Van Cats are very active cats who are used to living a free lifestyle in a mountainous region by a lake. It still has many ‘wild’ traits that can even be compared to a lion. They are protectors and hunters, just as lions are, and their mountainous roots mean they are most comfortable in high places. Van Cats are commonly found on high shelves, watching over their loved ones. Their enjoyment of climbing does put your fragile belongings at risk, so it is a good idea to keep vases and other items inside cupboards and out of reach.
Similarly, their love of water probably stems from their time living near Lake Van. If you have a swimming pool, pond, or live hear a lake, they will enjoy swimming there in summer. However, be careful they don’t try to swim in strong currents. Keep them away from rivers. You should also consider the water sources in your own home. Toilets must be kept closed, both for hygiene purposes and as they pose the risk of drowning if your Van Cat gets stuck. Even if you do not have natural water sources, your Van Cat will enjoy playing with faucets and water basins. Playing with water provides a great opportunity to bond with a Van Cat.

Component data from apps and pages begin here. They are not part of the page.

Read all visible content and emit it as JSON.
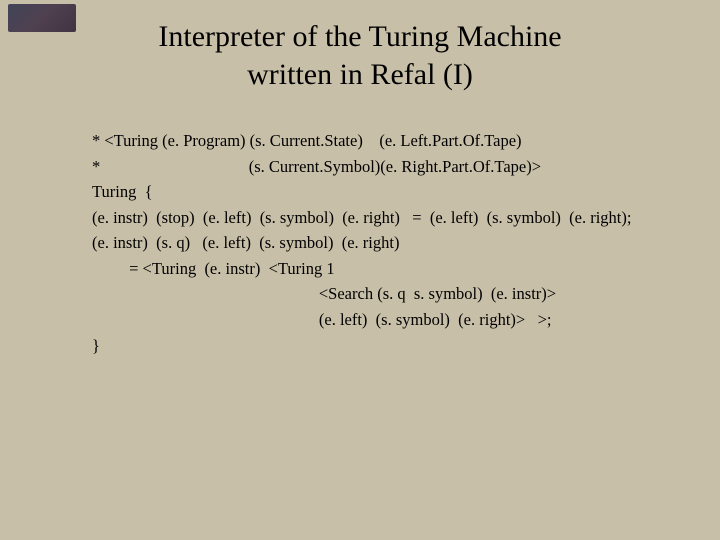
{
  "logo": {
    "alt": "decorative-logo"
  },
  "title": {
    "line1": "Interpreter of the Turing Machine",
    "line2": "written in Refal (I)"
  },
  "code": {
    "l1": "* <Turing (e. Program) (s. Current.State)    (e. Left.Part.Of.Tape)",
    "l2": "*                                    (s. Current.Symbol)(e. Right.Part.Of.Tape)>",
    "l3": "Turing  {",
    "l4": "(e. instr)  (stop)  (e. left)  (s. symbol)  (e. right)   =  (e. left)  (s. symbol)  (e. right);",
    "l5": "(e. instr)  (s. q)   (e. left)  (s. symbol)  (e. right)",
    "l6": "         = <Turing  (e. instr)  <Turing 1",
    "l7": "                                                       <Search (s. q  s. symbol)  (e. instr)>",
    "l8": "                                                       (e. left)  (s. symbol)  (e. right)>   >;",
    "l9": "}"
  }
}
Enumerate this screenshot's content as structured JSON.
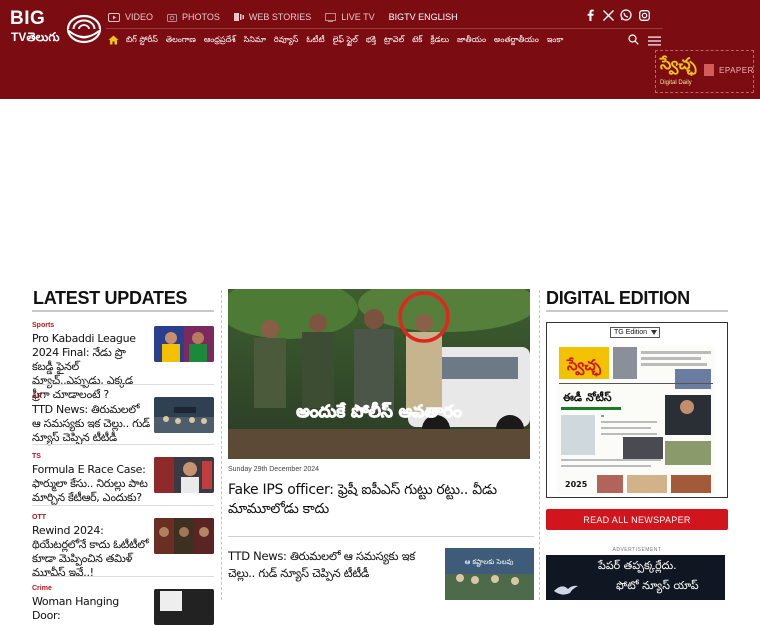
{
  "brand": {
    "logo_big": "BIG",
    "logo_tv": "TVతెలుగు"
  },
  "topnav": [
    {
      "label": "VIDEO",
      "icon": "video-icon"
    },
    {
      "label": "PHOTOS",
      "icon": "camera-icon"
    },
    {
      "label": "WEB STORIES",
      "icon": "web-stories-icon"
    },
    {
      "label": "LIVE TV",
      "icon": "tv-icon"
    },
    {
      "label": "BIGTV ENGLISH",
      "icon": ""
    }
  ],
  "social": [
    "facebook-icon",
    "x-icon",
    "whatsapp-icon",
    "instagram-icon"
  ],
  "mainnav": [
    "బిగ్ స్టోరీస్",
    "తెలంగాణ",
    "ఆంధ్రప్రదేశ్",
    "సినిమా",
    "రివ్యూస్",
    "ఓటీటీ",
    "లైఫ్ స్టైల్",
    "భక్తి",
    "ట్రావెల్",
    "టెక్",
    "క్రీడలు",
    "జాతీయం",
    "అంతర్జాతీయం",
    "ఇంకా"
  ],
  "epaper": {
    "masthead": "స్వేచ్ఛ",
    "tagline": "Digital Daily",
    "label": "EPAPER"
  },
  "latest": {
    "title": "LATEST UPDATES",
    "items": [
      {
        "category": "Sports",
        "headline": "Pro Kabaddi League 2024 Final: నేడు ప్రొ కబడ్డీ ఫైనల్ మ్యాచ్..ఎప్పుడు, ఎక్కడ ఫ్రీగా చూడాలంటే ?"
      },
      {
        "category": "AP",
        "headline": "TTD News: తిరుమలలో ఆ సమస్యకు ఇక చెల్లు.. గుడ్ న్యూస్ చెప్పిన టీటీడీ"
      },
      {
        "category": "TS",
        "headline": "Formula E Race Case: ఫార్ములా కేసు.. నిరుల్లు పాట మార్చిన కేటీఆర్, ఎందుకు?"
      },
      {
        "category": "OTT",
        "headline": "Rewind 2024: థియేటర్లలోనే కాదు ఓటీటీలో కూడా మెప్పించిన తమిళ్ మూవీస్ ఇవే..!"
      },
      {
        "category": "Crime",
        "headline": "Woman Hanging Door:"
      }
    ]
  },
  "hero": {
    "overlay_text": "అందుకే పోలీస్ అవతారం",
    "date": "Sunday 29th December 2024",
    "title": "Fake IPS officer: ఫ్రెషీ ఐపీఎస్ గుట్టు రట్టు.. వీడు మామూలోడు కాదు"
  },
  "second": {
    "title": "TTD News: తిరుమలలో ఆ సమస్యకు ఇక చెల్లు.. గుడ్ న్యూస్ చెప్పిన టీటీడీ",
    "thumb_caption": "ఆ కష్టాలకు సెలవు"
  },
  "digital": {
    "title": "DIGITAL EDITION",
    "edition": "TG Edition",
    "paper_masthead": "స్వేచ్ఛ",
    "paper_headline": "ఈడీ నోటీస్",
    "paper_year": "2025",
    "button": "READ ALL NEWSPAPER",
    "advertisement": "ADVERTISEMENT",
    "ad_line1": "పేపర్ తప్పక్కర్లేదు.",
    "ad_line2": "ఫోటో న్యూస్ యాప్"
  },
  "colors": {
    "header_bg": "#7a0c12",
    "accent_red": "#d0161c",
    "category_red": "#b1171c"
  }
}
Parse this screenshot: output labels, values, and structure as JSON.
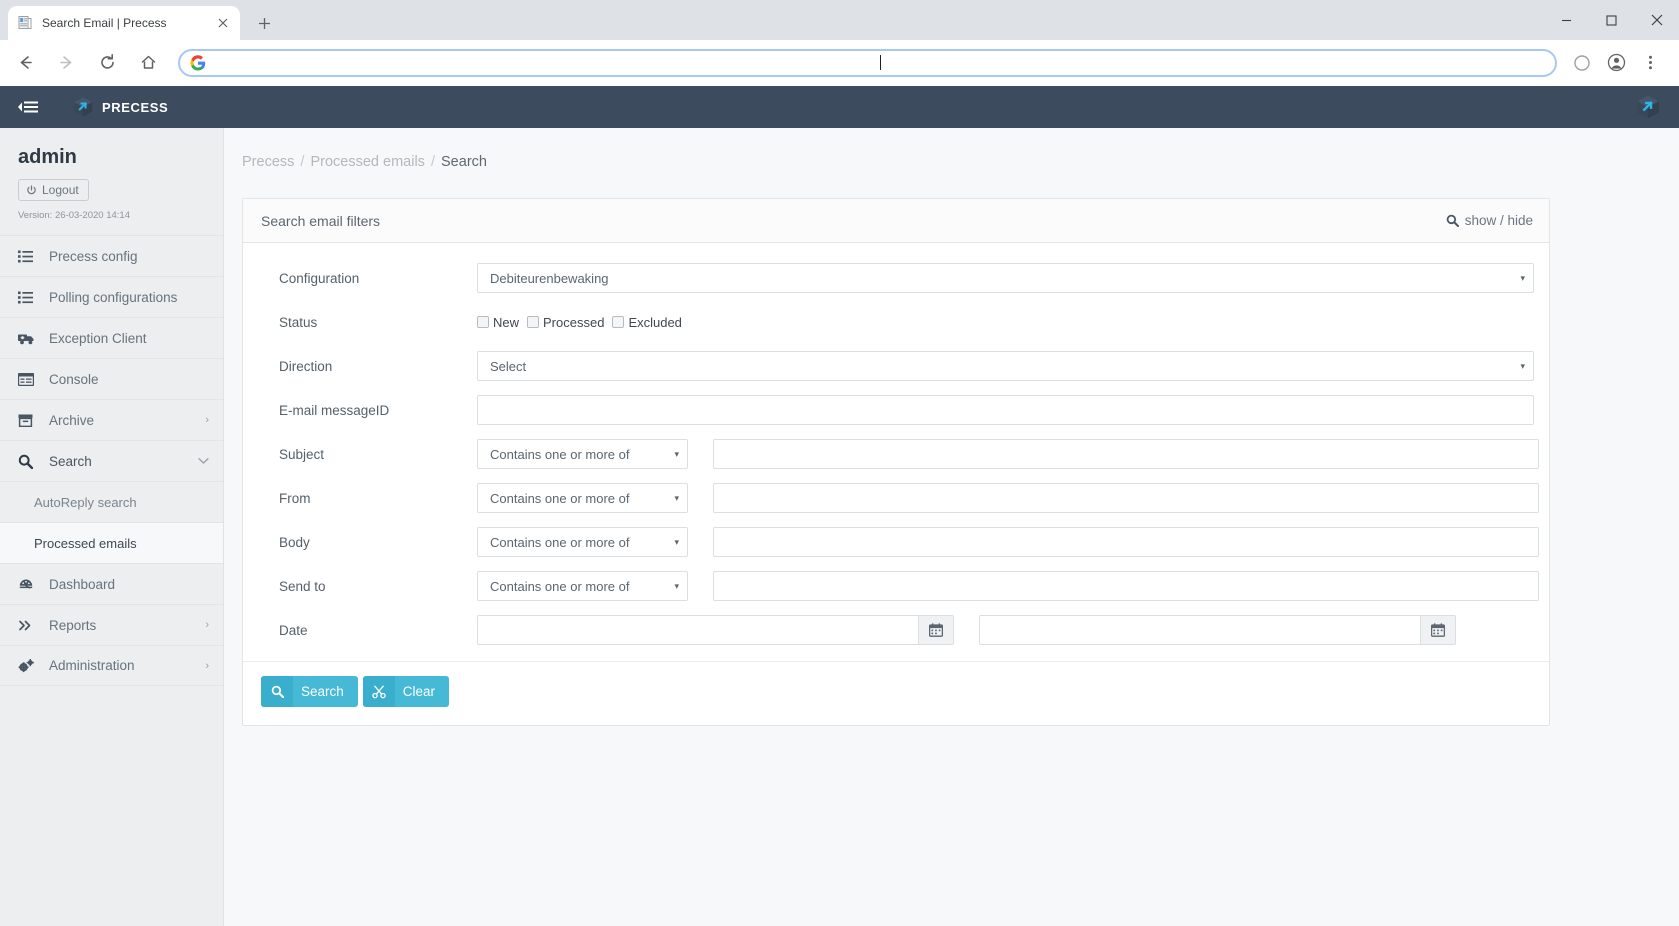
{
  "browser": {
    "tab": {
      "title": "Search Email | Precess",
      "favicon_icon": "document-icon",
      "close_icon": "close-icon"
    },
    "newtab_label": "+",
    "window_controls": {
      "minimize_icon": "minimize-icon",
      "maximize_icon": "maximize-icon",
      "close_icon": "window-close-icon"
    },
    "nav": {
      "back_icon": "back-arrow-icon",
      "forward_icon": "forward-arrow-icon",
      "reload_icon": "reload-icon",
      "home_icon": "home-icon"
    },
    "omnibox": {
      "value": "",
      "placeholder": "",
      "search_engine_icon": "google-g-icon"
    },
    "profile_icon": "profile-avatar-icon",
    "menu_icon": "three-dot-menu-icon",
    "extension_icon": "extension-circle-icon"
  },
  "topnav": {
    "toggle_icon": "sidebar-collapse-icon",
    "brand": "PRECESS",
    "brand_logo_icon": "precess-cube-logo-icon",
    "right_logo_icon": "precess-cube-logo-icon"
  },
  "sidebar": {
    "username": "admin",
    "logout_label": "Logout",
    "logout_icon": "power-icon",
    "version": "Version: 26-03-2020 14:14",
    "items": [
      {
        "label": "Precess config",
        "icon": "list-icon",
        "caret": "",
        "level": 0,
        "active": false
      },
      {
        "label": "Polling configurations",
        "icon": "list-icon",
        "caret": "",
        "level": 0,
        "active": false
      },
      {
        "label": "Exception Client",
        "icon": "truck-icon",
        "caret": "",
        "level": 0,
        "active": false
      },
      {
        "label": "Console",
        "icon": "window-icon",
        "caret": "",
        "level": 0,
        "active": false
      },
      {
        "label": "Archive",
        "icon": "archive-box-icon",
        "caret": "›",
        "level": 0,
        "active": false
      },
      {
        "label": "Search",
        "icon": "search-icon",
        "caret": "⌄",
        "level": 0,
        "active": false,
        "open": true
      },
      {
        "label": "AutoReply search",
        "icon": "",
        "caret": "",
        "level": 1,
        "active": false
      },
      {
        "label": "Processed emails",
        "icon": "",
        "caret": "",
        "level": 1,
        "active": true
      },
      {
        "label": "Dashboard",
        "icon": "dashboard-icon",
        "caret": "",
        "level": 0,
        "active": false
      },
      {
        "label": "Reports",
        "icon": "chevrons-right-icon",
        "caret": "›",
        "level": 0,
        "active": false
      },
      {
        "label": "Administration",
        "icon": "gears-icon",
        "caret": "›",
        "level": 0,
        "active": false
      }
    ]
  },
  "breadcrumb": {
    "root": "Precess",
    "parent": "Processed emails",
    "current": "Search",
    "separator": "/"
  },
  "panel": {
    "title": "Search email filters",
    "showhide_label": "show / hide",
    "showhide_icon": "search-icon"
  },
  "form": {
    "configuration": {
      "label": "Configuration",
      "value": "Debiteurenbewaking",
      "arrow": "▾"
    },
    "status": {
      "label": "Status",
      "options": [
        {
          "label": "New",
          "checked": false
        },
        {
          "label": "Processed",
          "checked": false
        },
        {
          "label": "Excluded",
          "checked": false
        }
      ]
    },
    "direction": {
      "label": "Direction",
      "value": "Select",
      "arrow": "▾"
    },
    "messageid": {
      "label": "E-mail messageID",
      "value": "",
      "placeholder": ""
    },
    "subject": {
      "label": "Subject",
      "condition": "Contains one or more of",
      "arrow": "▾",
      "value": "",
      "placeholder": ""
    },
    "from": {
      "label": "From",
      "condition": "Contains one or more of",
      "arrow": "▾",
      "value": "",
      "placeholder": ""
    },
    "body": {
      "label": "Body",
      "condition": "Contains one or more of",
      "arrow": "▾",
      "value": "",
      "placeholder": ""
    },
    "sendto": {
      "label": "Send to",
      "condition": "Contains one or more of",
      "arrow": "▾",
      "value": "",
      "placeholder": ""
    },
    "date": {
      "label": "Date",
      "from_value": "",
      "to_value": "",
      "calendar_icon": "calendar-icon"
    }
  },
  "actions": {
    "search_label": "Search",
    "search_icon": "search-icon",
    "clear_label": "Clear",
    "clear_icon": "scissors-icon"
  },
  "colors": {
    "navbar": "#3d4b5f",
    "sidebar": "#eceeef",
    "accent": "#45b9d6",
    "accent_dark": "#3aafcd",
    "brand_cyan": "#29b6e8",
    "text": "#55606a"
  }
}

Bonding is important because Van Cats bond closely, and loyally, to their family, which makes them a serious commitment as they will not handle being re-homed and adopted by another family very well. It is not a good idea to get a Van Cat if you cannot guarantee you will be around to care for it for it’s entire lifespan, which can last up to 17 years. While they don’t always enjoy being cuddled for long periods of time, as they prefer watching from a distance, they will often let you know vocally how much they love you, and when they want attention.